Solutions for Preventing and Managing Teacher Burnout
Preventing and managing teacher burnout requires a multifaceted approach that addresses the root causes of the problem. One solution is to provide teachers with adequate support and resources, such as mentoring programs, professional development opportunities, and access to mental health services. Additionally, teachers should be given more autonomy and control over their work environment to reduce stress and increase job satisfaction.
Another solution is to promote a healthy work-life balance, which involves taking breaks, setting boundaries, and practicing self-care. Teachers should prioritize their physical and mental health by engaging in activities that help them relax and recharge, such as exercise, meditation, and spending time with family and friends. By taking care of themselves, teachers can be more effective in their work and provide better support to their students.
Strategies for Achieving a Healthier Work-Life Balance
Achieving a healthier work-life balance can be challenging, but there are several strategies that you can use to manage your workload and reduce stress. One strategy is to prioritize your tasks and focus on the most important ones first. This can help you stay organized and reduce the feeling of being overwhelmed. Additionally, you should learn to say no to additional responsibilities that may add to your workload.
Another strategy is to take regular breaks throughout the day to recharge your batteries. This can involve taking a short walk, practicing deep breathing exercises, or simply closing your eyes and resting for a few minutes. Additionally, you should try to disconnect from work when you’re not on the job, such as avoiding checking emails or grading papers during your free time.
Tips for Self-Care and Stress Management
Self-care and stress management are essential for preventing and managing teacher burnout. Some tips for self-care include getting enough sleep, eating a healthy diet, and engaging in regular exercise. Additionally, you should practice relaxation techniques such as meditation, deep breathing, or taking a warm bath.
Other tips for stress management include seeking support from colleagues, friends, or family members, and finding hobbies or activities that help you relax. Additionally, you should learn to recognize your own limits and prioritize your well-being above all else.
Resources for Support and Professional Development
There are many resources available to help teachers prevent and manage burnout. These include professional development opportunities, mentorship programs, and mental health services. Additionally, there are many online communities and support groups where teachers can connect with one another and share their experiences.

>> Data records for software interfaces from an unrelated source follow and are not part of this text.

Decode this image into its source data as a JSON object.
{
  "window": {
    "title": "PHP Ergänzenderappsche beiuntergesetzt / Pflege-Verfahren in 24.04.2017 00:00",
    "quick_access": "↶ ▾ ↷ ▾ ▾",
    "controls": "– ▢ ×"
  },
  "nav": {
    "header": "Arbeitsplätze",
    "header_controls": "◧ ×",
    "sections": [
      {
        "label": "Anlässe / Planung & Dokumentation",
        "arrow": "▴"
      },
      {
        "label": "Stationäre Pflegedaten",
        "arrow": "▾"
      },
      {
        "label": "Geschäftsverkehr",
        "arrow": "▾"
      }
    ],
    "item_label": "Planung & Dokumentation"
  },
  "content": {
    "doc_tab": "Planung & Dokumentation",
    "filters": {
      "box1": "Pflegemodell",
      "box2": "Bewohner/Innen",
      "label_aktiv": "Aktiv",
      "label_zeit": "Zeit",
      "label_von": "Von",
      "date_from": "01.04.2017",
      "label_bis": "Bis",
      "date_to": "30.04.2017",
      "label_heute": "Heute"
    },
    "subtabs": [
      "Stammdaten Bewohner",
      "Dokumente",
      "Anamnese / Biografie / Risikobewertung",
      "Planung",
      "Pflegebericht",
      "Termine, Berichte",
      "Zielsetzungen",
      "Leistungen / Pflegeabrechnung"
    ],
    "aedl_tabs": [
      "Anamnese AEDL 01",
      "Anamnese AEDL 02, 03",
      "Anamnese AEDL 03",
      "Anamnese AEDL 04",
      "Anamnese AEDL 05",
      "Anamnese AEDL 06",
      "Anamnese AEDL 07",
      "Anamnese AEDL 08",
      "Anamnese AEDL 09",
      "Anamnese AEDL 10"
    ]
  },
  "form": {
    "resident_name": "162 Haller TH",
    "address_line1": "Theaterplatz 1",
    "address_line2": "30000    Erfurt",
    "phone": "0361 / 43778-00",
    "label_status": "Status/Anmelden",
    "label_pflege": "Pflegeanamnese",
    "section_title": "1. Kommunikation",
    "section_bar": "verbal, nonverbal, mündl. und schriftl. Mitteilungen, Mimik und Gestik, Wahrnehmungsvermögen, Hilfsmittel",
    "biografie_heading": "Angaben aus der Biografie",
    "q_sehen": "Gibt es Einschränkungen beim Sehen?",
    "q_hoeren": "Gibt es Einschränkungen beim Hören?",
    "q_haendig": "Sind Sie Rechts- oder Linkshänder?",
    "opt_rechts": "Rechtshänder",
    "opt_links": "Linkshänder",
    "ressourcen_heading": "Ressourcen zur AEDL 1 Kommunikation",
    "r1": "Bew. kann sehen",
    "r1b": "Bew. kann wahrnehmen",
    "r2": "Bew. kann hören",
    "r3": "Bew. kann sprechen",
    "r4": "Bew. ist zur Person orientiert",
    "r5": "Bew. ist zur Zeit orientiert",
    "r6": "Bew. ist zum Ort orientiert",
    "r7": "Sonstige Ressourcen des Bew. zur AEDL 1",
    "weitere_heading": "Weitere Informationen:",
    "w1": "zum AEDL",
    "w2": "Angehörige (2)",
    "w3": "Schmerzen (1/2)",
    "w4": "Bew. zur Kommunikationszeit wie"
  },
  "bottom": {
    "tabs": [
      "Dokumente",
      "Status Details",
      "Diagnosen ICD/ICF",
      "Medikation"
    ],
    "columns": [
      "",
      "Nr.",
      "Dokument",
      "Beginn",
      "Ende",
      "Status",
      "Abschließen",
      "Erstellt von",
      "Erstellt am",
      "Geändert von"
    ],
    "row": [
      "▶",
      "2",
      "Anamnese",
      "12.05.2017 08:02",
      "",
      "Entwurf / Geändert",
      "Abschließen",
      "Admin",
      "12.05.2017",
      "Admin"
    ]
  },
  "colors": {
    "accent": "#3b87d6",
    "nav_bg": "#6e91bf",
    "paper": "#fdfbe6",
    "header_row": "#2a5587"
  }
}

Conclusion – The Importance of Addressing Teacher Burnout in Education
Teacher burnout is a serious issue that affects both educators and students. To retain quality teachers and improve student outcomes, it’s important to address the root causes of burnout and provide teachers with the support and resources they need to manage their workload and maintain a healthy work-life balance. By prioritizing the well-being of teachers, we can create a more positive and supportive environment for both educators and students.
If you’re experiencing burnout or feeling overwhelmed, it’s important to seek support and take steps to manage your workload and prioritize your well-being. Remember that you’re not alone, and there are many resources available to help you. Contact your school’s counseling center, reach out to a colleague or mentor, or explore online resources to find the support you need.